Segment Start: Exercise data

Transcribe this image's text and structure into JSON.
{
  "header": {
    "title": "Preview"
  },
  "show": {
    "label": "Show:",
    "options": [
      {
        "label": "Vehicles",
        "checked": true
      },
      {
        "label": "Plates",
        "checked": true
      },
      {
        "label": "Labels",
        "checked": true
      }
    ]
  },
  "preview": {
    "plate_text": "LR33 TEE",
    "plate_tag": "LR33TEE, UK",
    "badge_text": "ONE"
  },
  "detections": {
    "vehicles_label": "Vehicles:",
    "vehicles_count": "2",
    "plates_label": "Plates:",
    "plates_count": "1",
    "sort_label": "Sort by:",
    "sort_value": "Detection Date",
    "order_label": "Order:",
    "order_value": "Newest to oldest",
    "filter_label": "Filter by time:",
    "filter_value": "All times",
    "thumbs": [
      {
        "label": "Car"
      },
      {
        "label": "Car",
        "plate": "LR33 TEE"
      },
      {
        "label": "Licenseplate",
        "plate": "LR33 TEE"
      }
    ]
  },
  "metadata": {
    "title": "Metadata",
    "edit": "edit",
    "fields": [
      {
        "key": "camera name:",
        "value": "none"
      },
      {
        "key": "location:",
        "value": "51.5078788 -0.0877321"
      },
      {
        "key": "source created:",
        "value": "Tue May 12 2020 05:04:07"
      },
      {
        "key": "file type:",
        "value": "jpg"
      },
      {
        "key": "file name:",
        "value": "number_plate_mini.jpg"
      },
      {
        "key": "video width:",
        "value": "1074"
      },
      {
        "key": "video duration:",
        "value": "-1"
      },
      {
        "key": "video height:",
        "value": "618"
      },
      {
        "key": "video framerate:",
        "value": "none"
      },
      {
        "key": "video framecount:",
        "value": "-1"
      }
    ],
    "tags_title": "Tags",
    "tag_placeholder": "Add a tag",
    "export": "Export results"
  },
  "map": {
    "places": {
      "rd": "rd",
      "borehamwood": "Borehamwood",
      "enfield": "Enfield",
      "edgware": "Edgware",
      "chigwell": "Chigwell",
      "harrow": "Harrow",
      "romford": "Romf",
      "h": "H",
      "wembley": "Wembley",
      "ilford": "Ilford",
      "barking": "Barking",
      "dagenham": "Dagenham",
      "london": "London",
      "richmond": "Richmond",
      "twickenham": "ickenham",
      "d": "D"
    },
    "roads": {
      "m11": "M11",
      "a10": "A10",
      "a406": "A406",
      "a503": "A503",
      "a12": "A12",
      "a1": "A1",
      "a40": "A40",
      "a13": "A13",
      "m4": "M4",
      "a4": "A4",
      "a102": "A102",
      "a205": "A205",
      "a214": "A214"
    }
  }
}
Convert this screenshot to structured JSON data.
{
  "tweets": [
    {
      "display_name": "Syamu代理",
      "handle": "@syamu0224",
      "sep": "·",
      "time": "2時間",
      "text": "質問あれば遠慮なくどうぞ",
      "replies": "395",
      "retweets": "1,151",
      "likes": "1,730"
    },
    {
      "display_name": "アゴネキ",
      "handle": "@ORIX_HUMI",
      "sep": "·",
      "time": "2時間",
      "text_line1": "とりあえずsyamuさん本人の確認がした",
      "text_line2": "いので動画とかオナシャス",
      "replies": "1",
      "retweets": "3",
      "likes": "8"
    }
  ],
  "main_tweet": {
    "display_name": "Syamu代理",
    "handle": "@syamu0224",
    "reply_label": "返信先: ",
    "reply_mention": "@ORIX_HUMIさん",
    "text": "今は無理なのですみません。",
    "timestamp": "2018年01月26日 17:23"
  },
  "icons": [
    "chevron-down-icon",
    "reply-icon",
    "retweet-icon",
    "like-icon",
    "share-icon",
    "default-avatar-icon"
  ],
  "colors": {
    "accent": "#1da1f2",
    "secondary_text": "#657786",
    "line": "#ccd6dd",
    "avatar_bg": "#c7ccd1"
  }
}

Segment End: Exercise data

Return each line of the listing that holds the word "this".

Transcribe this image's text and structure into JSON.
Convert this screenshot to structured JSON data.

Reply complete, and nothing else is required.